Task goal:
Report every line of the entries that contains the word "mnemonic".
··········
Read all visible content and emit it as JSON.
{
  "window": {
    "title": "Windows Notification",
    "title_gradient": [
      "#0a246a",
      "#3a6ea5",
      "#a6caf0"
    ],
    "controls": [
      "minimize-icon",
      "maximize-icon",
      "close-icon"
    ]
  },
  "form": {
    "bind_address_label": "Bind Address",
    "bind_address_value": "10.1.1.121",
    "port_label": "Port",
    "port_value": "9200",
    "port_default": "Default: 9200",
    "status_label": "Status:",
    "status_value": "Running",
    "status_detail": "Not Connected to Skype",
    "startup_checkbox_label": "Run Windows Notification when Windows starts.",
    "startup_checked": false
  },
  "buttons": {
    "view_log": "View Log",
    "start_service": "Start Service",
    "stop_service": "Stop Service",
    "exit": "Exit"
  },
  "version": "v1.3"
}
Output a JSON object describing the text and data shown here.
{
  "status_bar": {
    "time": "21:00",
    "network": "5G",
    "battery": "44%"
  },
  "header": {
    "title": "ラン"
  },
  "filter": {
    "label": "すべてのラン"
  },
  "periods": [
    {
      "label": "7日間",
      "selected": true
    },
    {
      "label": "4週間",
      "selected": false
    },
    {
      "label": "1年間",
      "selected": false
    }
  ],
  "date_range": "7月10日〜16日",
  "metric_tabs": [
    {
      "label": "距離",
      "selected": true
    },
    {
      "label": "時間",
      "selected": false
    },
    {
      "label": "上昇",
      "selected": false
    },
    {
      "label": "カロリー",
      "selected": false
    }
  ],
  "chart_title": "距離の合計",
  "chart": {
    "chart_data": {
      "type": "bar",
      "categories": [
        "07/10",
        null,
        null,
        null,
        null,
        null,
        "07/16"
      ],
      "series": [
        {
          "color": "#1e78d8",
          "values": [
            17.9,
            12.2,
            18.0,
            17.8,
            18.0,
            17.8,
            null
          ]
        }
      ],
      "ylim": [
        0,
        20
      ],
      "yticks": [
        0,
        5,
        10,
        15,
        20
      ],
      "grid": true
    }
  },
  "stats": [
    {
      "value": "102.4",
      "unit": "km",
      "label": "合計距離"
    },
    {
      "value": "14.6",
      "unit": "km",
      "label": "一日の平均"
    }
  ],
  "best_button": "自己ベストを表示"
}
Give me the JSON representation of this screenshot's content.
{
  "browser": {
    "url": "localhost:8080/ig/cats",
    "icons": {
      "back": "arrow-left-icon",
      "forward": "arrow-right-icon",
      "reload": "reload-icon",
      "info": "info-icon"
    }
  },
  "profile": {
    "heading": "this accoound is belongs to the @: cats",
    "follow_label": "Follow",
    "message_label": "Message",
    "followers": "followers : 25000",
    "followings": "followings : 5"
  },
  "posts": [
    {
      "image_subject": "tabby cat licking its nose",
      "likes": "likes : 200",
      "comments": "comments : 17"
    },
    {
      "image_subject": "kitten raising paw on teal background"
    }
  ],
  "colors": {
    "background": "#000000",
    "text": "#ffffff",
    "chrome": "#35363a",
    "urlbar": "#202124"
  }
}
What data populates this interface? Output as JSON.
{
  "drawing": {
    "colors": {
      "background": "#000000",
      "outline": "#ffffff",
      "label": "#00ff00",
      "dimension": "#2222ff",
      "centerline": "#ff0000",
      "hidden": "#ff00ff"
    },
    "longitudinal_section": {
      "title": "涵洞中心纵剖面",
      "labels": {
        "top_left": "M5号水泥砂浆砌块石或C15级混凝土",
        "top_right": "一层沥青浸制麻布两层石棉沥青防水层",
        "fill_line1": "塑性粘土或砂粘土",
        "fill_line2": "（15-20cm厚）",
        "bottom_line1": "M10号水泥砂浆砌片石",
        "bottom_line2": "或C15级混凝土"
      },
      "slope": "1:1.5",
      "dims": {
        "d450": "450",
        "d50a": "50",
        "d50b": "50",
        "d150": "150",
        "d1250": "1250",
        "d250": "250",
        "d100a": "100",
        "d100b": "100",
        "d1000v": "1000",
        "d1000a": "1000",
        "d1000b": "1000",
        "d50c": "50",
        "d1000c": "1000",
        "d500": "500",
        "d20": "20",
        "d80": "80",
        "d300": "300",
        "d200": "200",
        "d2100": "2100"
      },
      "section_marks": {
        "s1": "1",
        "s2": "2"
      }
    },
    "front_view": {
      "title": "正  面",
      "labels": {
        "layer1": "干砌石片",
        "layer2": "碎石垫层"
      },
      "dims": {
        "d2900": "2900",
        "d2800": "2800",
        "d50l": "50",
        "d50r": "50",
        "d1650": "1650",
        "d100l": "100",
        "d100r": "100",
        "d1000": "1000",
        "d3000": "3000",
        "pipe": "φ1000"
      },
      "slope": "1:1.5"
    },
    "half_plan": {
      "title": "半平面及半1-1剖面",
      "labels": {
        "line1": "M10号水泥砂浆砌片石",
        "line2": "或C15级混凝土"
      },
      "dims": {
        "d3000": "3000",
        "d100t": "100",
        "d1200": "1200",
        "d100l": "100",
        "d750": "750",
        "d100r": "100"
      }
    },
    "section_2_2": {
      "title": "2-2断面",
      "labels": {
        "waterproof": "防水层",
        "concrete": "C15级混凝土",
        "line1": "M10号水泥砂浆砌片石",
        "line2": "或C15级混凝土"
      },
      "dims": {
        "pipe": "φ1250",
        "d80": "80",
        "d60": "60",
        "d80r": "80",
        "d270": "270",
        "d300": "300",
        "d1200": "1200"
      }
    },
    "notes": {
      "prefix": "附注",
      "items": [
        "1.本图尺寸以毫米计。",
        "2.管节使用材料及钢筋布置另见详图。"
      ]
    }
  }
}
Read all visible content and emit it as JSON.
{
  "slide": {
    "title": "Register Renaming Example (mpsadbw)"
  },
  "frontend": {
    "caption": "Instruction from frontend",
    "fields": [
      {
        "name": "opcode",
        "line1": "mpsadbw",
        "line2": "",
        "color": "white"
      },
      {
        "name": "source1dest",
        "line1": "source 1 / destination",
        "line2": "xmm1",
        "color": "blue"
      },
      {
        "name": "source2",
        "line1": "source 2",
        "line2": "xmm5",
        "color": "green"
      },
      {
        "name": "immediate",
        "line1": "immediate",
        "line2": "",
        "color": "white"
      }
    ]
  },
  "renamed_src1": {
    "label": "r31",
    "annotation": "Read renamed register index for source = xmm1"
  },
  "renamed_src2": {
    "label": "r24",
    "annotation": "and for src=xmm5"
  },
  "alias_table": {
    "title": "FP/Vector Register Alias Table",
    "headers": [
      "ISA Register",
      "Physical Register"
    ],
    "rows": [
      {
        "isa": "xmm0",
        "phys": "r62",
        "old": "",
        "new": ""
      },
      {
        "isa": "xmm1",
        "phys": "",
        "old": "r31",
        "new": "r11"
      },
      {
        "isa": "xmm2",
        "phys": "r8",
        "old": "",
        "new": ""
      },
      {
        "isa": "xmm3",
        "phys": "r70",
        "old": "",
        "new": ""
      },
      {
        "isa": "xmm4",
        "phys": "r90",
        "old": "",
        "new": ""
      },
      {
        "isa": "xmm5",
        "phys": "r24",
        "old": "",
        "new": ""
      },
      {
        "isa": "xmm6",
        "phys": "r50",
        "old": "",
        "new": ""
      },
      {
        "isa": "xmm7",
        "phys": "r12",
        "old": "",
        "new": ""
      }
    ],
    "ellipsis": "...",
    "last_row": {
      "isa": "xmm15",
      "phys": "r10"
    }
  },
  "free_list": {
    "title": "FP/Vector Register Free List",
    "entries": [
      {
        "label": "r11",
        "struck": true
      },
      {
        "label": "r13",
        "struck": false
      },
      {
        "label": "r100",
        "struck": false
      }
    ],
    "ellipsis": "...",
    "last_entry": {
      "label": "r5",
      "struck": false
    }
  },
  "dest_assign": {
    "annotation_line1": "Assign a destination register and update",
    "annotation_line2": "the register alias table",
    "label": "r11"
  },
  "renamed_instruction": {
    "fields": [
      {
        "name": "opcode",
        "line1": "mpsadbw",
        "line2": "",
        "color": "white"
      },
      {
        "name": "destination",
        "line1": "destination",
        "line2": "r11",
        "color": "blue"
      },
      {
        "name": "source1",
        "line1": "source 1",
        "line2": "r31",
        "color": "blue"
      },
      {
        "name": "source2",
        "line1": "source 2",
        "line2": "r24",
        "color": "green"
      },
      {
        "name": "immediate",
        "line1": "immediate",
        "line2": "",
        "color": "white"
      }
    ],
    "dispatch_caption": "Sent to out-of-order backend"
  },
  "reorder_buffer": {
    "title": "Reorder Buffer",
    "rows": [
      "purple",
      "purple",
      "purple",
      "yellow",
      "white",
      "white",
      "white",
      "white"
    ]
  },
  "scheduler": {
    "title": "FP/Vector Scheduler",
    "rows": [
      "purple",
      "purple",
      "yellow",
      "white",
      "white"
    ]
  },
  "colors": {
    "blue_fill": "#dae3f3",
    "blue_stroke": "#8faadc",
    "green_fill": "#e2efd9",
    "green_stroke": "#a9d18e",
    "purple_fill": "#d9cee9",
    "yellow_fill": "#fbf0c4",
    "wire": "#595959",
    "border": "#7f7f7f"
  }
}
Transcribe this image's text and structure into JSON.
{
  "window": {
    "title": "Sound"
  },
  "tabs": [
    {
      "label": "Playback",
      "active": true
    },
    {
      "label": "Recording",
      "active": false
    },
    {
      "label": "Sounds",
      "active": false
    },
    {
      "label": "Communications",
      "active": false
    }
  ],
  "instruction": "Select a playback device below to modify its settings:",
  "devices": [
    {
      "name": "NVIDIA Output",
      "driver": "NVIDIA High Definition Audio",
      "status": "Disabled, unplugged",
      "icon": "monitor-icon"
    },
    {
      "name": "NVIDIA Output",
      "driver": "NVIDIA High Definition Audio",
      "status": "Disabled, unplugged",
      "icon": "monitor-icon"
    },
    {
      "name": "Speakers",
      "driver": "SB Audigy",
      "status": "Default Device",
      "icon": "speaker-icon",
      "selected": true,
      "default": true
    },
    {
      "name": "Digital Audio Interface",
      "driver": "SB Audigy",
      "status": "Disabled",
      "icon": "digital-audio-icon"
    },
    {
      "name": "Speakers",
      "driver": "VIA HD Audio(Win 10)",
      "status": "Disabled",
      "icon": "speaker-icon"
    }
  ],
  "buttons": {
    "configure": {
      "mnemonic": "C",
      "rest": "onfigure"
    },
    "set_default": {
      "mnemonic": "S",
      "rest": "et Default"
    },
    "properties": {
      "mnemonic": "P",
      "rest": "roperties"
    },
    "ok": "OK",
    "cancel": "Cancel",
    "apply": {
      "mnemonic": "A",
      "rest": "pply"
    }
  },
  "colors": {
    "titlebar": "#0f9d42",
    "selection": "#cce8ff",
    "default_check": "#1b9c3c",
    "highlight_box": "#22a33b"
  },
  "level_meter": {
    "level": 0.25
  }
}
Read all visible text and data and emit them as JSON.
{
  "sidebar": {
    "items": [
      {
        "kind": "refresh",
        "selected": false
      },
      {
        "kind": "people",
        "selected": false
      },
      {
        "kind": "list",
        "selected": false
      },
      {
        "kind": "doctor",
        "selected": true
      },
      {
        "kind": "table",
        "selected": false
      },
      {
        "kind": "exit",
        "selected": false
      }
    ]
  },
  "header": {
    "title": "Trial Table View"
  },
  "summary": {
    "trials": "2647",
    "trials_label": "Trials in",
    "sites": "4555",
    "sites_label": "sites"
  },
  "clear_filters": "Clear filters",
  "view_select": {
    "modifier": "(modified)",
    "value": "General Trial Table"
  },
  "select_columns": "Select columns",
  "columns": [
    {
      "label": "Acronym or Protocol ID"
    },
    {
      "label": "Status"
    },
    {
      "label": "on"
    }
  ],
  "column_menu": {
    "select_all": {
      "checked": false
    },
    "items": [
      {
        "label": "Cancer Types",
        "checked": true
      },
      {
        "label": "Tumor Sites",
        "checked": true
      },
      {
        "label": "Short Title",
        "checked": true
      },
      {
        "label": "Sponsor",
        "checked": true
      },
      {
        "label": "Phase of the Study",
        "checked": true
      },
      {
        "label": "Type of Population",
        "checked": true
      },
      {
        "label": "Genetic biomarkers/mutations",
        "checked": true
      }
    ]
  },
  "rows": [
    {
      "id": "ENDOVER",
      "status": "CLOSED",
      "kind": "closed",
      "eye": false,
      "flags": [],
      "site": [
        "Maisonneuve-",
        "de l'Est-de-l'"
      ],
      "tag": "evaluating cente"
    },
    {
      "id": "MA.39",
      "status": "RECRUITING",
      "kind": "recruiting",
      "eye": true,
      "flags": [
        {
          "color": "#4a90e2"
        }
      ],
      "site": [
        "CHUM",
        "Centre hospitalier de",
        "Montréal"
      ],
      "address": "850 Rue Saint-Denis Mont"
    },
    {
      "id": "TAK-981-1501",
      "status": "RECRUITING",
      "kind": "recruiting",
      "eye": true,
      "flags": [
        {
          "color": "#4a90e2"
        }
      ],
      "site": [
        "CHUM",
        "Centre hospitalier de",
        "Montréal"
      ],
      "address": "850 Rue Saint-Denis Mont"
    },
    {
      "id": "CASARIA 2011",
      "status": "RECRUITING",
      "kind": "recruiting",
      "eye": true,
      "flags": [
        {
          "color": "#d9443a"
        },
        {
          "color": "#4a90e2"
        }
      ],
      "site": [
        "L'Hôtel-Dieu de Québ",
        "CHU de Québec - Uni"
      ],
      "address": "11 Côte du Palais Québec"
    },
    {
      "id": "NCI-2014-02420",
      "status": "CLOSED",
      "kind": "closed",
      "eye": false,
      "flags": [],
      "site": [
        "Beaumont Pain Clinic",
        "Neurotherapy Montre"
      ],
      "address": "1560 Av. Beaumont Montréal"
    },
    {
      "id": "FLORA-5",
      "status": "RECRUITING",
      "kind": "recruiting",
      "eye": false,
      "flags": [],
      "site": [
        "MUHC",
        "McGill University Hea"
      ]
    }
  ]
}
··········
Answer space:
      "mnemonic": "C",
      "mnemonic": "S",
      "mnemonic": "P",
      "mnemonic": "A",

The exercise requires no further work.